Researchers and procurement specialists predict lodging rates will fluctuate for the remainder of 2020 but remain lower than they were in 2019. To capture existing demand, hotels are expected to offer attractive rates for the upcoming request or proposal season. Industry projections show lodging demand and revenue per available room to fall short of pre-pandemic levels until 2023.


As travel returns, demand could outpace supply in some markets as some hotels will remain closed and health protocols will limit capacity. Revenue managers will adjust rates frequently to find “Goldilocks” occupancy and RevPAR increases where they can.

Sourcing Dynamics

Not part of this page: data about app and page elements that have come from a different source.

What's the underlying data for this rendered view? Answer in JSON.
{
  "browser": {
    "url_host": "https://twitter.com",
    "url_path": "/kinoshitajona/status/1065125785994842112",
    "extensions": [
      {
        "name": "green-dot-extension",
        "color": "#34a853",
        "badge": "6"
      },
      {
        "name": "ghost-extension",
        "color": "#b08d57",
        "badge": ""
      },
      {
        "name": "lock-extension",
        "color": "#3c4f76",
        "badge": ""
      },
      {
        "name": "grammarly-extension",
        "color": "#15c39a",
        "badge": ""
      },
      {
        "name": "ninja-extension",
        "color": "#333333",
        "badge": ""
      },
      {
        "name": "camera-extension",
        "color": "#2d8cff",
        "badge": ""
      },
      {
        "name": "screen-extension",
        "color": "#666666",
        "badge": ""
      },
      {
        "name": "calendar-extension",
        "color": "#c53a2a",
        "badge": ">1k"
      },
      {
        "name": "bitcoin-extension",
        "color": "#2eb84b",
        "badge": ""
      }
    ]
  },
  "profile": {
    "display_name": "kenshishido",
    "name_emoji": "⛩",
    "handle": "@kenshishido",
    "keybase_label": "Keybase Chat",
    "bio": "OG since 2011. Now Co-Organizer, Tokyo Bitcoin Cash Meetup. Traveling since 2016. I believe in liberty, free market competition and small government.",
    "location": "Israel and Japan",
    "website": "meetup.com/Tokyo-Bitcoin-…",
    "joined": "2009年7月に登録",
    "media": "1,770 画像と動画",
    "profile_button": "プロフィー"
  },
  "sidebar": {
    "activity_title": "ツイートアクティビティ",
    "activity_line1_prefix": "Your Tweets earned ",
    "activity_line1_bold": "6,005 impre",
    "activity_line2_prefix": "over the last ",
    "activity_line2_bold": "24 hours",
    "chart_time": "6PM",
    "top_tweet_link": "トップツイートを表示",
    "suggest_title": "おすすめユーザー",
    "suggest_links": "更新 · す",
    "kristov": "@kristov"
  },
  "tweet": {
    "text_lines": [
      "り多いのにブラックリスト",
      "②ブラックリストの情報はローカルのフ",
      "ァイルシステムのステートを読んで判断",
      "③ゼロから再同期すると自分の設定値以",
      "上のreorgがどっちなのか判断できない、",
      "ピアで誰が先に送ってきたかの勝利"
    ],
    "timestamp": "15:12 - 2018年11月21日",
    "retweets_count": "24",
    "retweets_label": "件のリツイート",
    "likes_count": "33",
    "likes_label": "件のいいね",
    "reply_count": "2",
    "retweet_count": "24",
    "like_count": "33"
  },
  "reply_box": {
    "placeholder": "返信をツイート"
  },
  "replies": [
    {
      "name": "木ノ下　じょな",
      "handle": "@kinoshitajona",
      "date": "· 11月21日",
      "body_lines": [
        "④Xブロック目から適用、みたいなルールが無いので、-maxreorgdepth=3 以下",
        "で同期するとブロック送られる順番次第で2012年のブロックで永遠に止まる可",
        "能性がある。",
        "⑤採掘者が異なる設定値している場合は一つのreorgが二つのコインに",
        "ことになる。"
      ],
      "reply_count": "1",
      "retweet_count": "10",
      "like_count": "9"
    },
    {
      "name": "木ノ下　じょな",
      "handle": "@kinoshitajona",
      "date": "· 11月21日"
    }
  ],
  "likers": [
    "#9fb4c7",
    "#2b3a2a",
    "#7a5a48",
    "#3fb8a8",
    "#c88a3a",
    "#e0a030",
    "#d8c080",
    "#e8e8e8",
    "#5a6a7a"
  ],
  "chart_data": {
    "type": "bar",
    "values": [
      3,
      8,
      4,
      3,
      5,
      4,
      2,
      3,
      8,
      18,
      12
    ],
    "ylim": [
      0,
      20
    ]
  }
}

Buyers likely will have a compliance advantage for the remainder of 2020 and going into 2021. They’ll be supported by senior stakeholders on their desire to increase influence on travel decisions. Travelers also may see value in keeping travel managers informed about their whereabouts and may be more receptive to program parameters. As a result, buyers will be in a stronger position to shift volume to preferred hotels. This will add to their negotiation power.

Still, most buyers are largely uncertain of when and how much of their travel volume will return, so to capitalize on their stronger position, they will have to maintain strong dialogue with travelers and leadership to understand their true demand environment.

Some buyers are wondering whether to source hotels formally for 2021. Some may extend current agreements through next year, defer the sourcing process and/or adopt dynamic discounts instead of fixed rates. Others may want to renegotiate with key partners for new fixed rates but with more flexible terms. Each of these tactics will operate in an ecosystem that is experiencing depressed travel demand, limited inventory and drastically reduced hotel staff.

If buyers roll pre-pandemic rates into 2021, it could undermine attachment and compliance to preferred hotels as travelers find lower rates on hotel websites or online travel agencies. If buyers opt for a dynamic rate strategy, they will need to audit booked rates against market rates. More suppliers are now offering these services.